Van Prooijen, J.-W. (2018). The moral punishment instinct. New York, NY: Oxford University Press
Overview of Contents:
Punishment of offenders is one of the most universal features of human behavior. Across time and cultures it has been common for people to punish offenders, and one can easily find examples of punishment among ancient hunter-gatherers, in holy scriptures, in popular culture, and in contemporary courts of law. Punishment is not restricted to criminal offenders, but emerges within all spheres of our social life, including corporations, public institutions, traffic, sports matches, schools, parenting, and more. Punishment strongly influences what we think, how we feel, and what we do.

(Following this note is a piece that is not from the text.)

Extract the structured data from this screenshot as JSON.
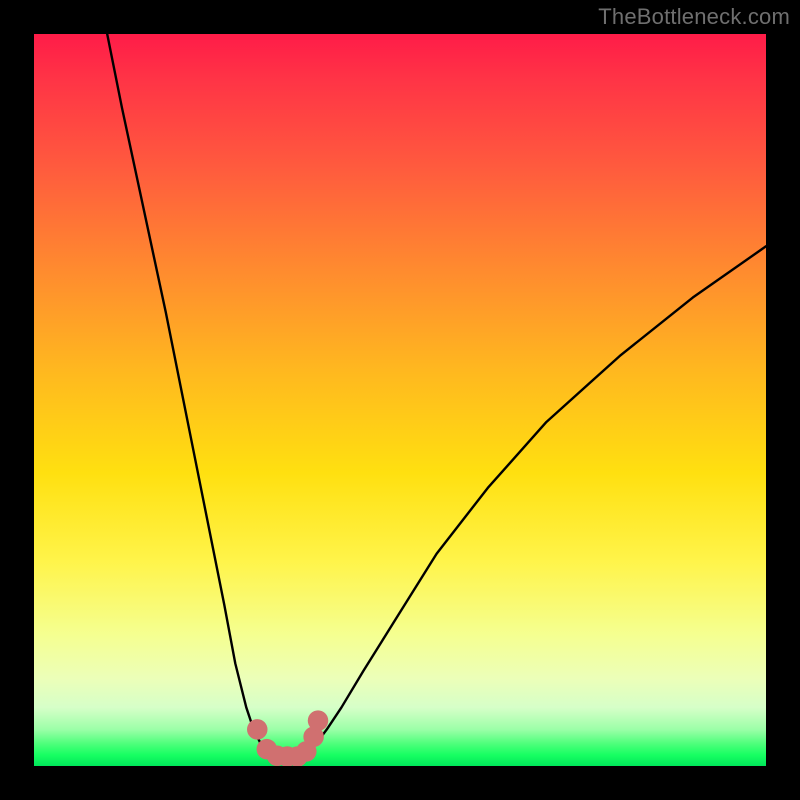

The Moral Punishment Instinct asserts that people possess a hard-wired tendency to aggress against those who violate the norms of their group. We have evolved this instinct because of its power to control behavior by curbing selfishness and free-riding, thereby providing incentives to stimulate the mutual cooperation that ancient hunter-gatherers needed in order to survive in challenging natural environments.
In this book, Jan-Willem van Prooijen methodically describes how punishment originates from moral emotions, stimulates cooperation, and shapes the social life of human beings. Guided by a host of recognizable and relatable examples, this book illuminates how the moral punishment instinct manifests itself among a variety of modern human cultures, children, tribes of hunter-gatherers, and even non-human animals—all while accounting for the role of this instinct in religion, war, racial bias, restorative justice, gossip, torture, and radical terrorism.